? Tainted Saint. An icon of "good government" sanctimony–the Ralph Nader-founded Citizen Action–gets its comeuppance. The group closes its national office and sacks its staff after being linked to the Teamsters scandal. Three cronies of tainted union President Ron Carey tell a federal grand jury that the Teamsters gave money to Citizen Action which then illegally sent it to Carey's re-election campaign.

? Pot Pass. In the wake of successful medical marijuana campaigns in California and Arizona, the federal government finally approves new research. The National Institutes of Health sanction a study of marijuana as a treatment for AIDS wasting syndrome at San Francisco General Hospital.

? Flight Path. Mexican airports prepare to go private. In 1998 the government plans to offer 50-year leases at 35 major airports, including the nation's largest passenger outlets in Mexico City, Cancun, Guadalajara, Monterrey, and Tijuana.


? Geezer Grab. Newt Gingrich threatens to delay genuine entitlement reform for years. The speaker suggests he'll appoint AARP head Horace Deets to a "Republican" seat on the new entitlement commission.

? Critter Craze. The Senate Environment and Public Works Committee approves reforms that would make a bad Endangered Species Act worse. The new ESA would not compensate individuals when the government seizes private property and converts it into habitat for endangered plants or animals. It would, however, give the Department of the Interior legal authority to arrest individuals when they "take" members of endangered or threatened species.

? Blacklist Whitewash. Four talent guilds apologize for establishing the Hollywood blacklist 50 years ago. The mainstream media portray the producers and writers who constituted the "Hollywood 10" as innocent victims who were punished for their idealism. Get a grip, folks. These people were Communist Party members who were unapologetic supporters of the Soviet Union while Stalin was sending artists and writers to death in the gulag.
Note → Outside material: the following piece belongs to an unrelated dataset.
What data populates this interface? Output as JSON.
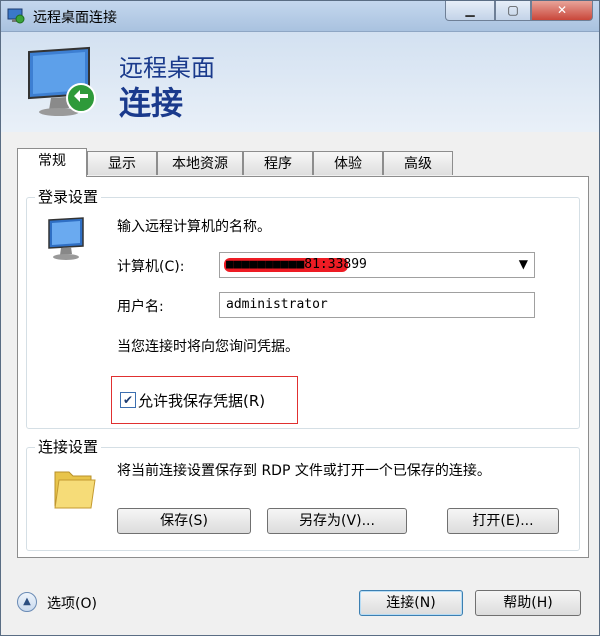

? Tattered Fabric. The constitutional amendment to outlaw flag "desecration" just won't go away. In January the Senate will consider the amendment, which passed the House by a 310-to-114 vote last June. Forty-nine state legislatures have already formally asked Congress to "protect" the flag.